Data -

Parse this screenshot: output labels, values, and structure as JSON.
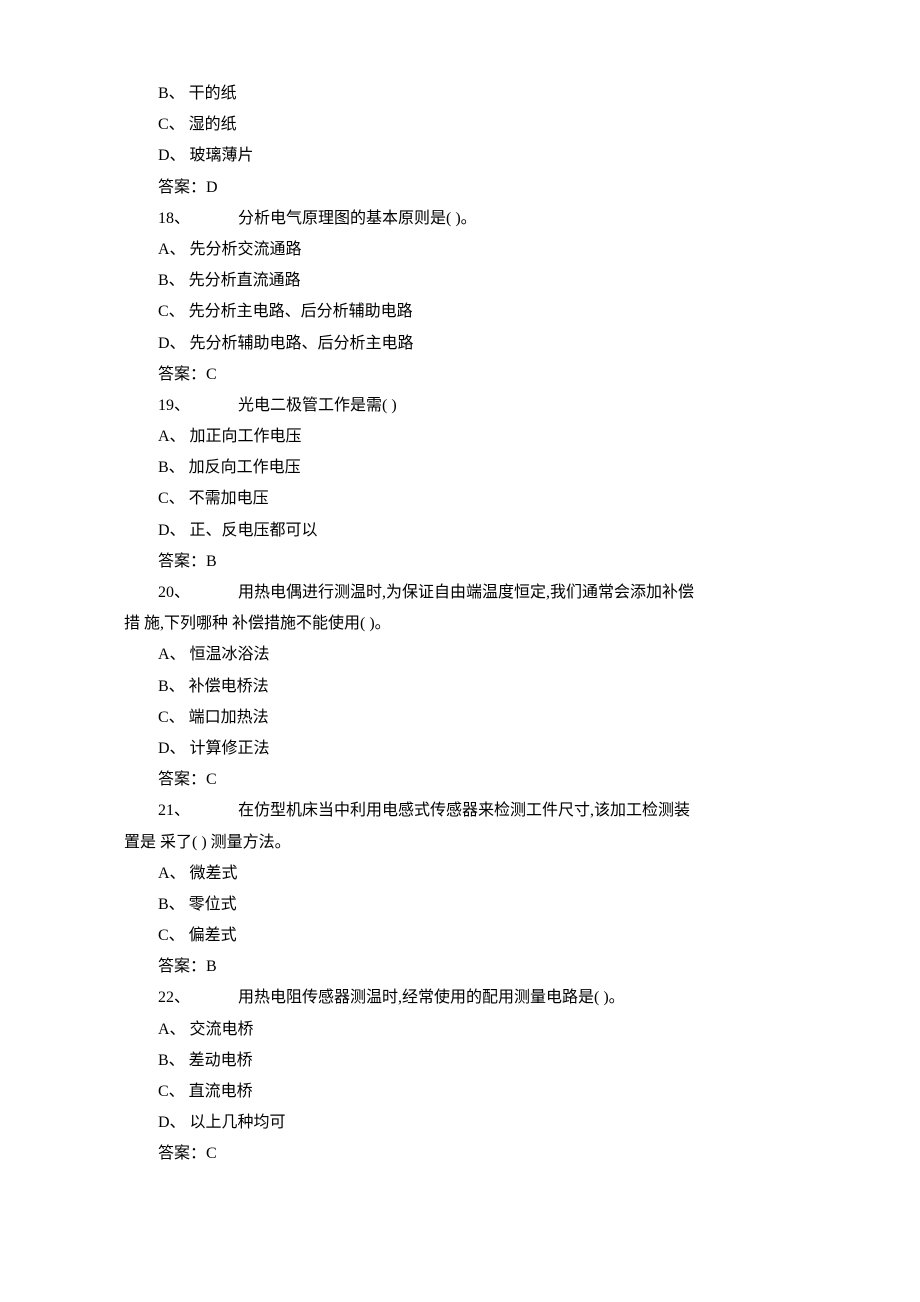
{
  "lines": [
    {
      "cls": "indent1",
      "text": "B、 干的纸"
    },
    {
      "cls": "indent1",
      "text": "C、 湿的纸"
    },
    {
      "cls": "indent1",
      "text": "D、 玻璃薄片"
    },
    {
      "cls": "indent1",
      "text": "答案：D"
    },
    {
      "cls": "indent1",
      "q": "18、",
      "stem": "分析电气原理图的基本原则是( )。"
    },
    {
      "cls": "indent1",
      "text": "A、 先分析交流通路"
    },
    {
      "cls": "indent1",
      "text": "B、 先分析直流通路"
    },
    {
      "cls": "indent1",
      "text": "C、 先分析主电路、后分析辅助电路"
    },
    {
      "cls": "indent1",
      "text": "D、 先分析辅助电路、后分析主电路"
    },
    {
      "cls": "indent1",
      "text": "答案：C"
    },
    {
      "cls": "indent1",
      "q": "19、",
      "stem": "光电二极管工作是需( )"
    },
    {
      "cls": "indent1",
      "text": "A、 加正向工作电压"
    },
    {
      "cls": "indent1",
      "text": "B、 加反向工作电压"
    },
    {
      "cls": "indent1",
      "text": "C、 不需加电压"
    },
    {
      "cls": "indent1",
      "text": "D、 正、反电压都可以"
    },
    {
      "cls": "indent1",
      "text": "答案：B"
    },
    {
      "cls": "indent1",
      "q": "20、",
      "stem": "用热电偶进行测温时,为保证自由端温度恒定,我们通常会添加补偿"
    },
    {
      "cls": "",
      "text": "措 施,下列哪种 补偿措施不能使用( )。"
    },
    {
      "cls": "indent1",
      "text": "A、 恒温冰浴法"
    },
    {
      "cls": "indent1",
      "text": "B、 补偿电桥法"
    },
    {
      "cls": "indent1",
      "text": "C、 端口加热法"
    },
    {
      "cls": "indent1",
      "text": "D、 计算修正法"
    },
    {
      "cls": "indent1",
      "text": "答案：C"
    },
    {
      "cls": "indent1",
      "q": "21、",
      "stem": "在仿型机床当中利用电感式传感器来检测工件尺寸,该加工检测装"
    },
    {
      "cls": "",
      "text": "置是 采了( ) 测量方法。"
    },
    {
      "cls": "indent1",
      "text": "A、 微差式"
    },
    {
      "cls": "indent1",
      "text": "B、 零位式"
    },
    {
      "cls": "indent1",
      "text": "C、 偏差式"
    },
    {
      "cls": "indent1",
      "text": "答案：B"
    },
    {
      "cls": "indent1",
      "q": "22、",
      "stem": "用热电阻传感器测温时,经常使用的配用测量电路是( )。"
    },
    {
      "cls": "indent1",
      "text": "A、 交流电桥"
    },
    {
      "cls": "indent1",
      "text": "B、 差动电桥"
    },
    {
      "cls": "indent1",
      "text": "C、 直流电桥"
    },
    {
      "cls": "indent1",
      "text": "D、 以上几种均可"
    },
    {
      "cls": "indent1",
      "text": "答案：C"
    }
  ]
}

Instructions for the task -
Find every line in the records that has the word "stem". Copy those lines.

The completed task -
      "stem": "分析电气原理图的基本原则是( )。"
      "stem": "光电二极管工作是需( )"
      "stem": "用热电偶进行测温时,为保证自由端温度恒定,我们通常会添加补偿"
      "stem": "在仿型机床当中利用电感式传感器来检测工件尺寸,该加工检测装"
      "stem": "用热电阻传感器测温时,经常使用的配用测量电路是( )。"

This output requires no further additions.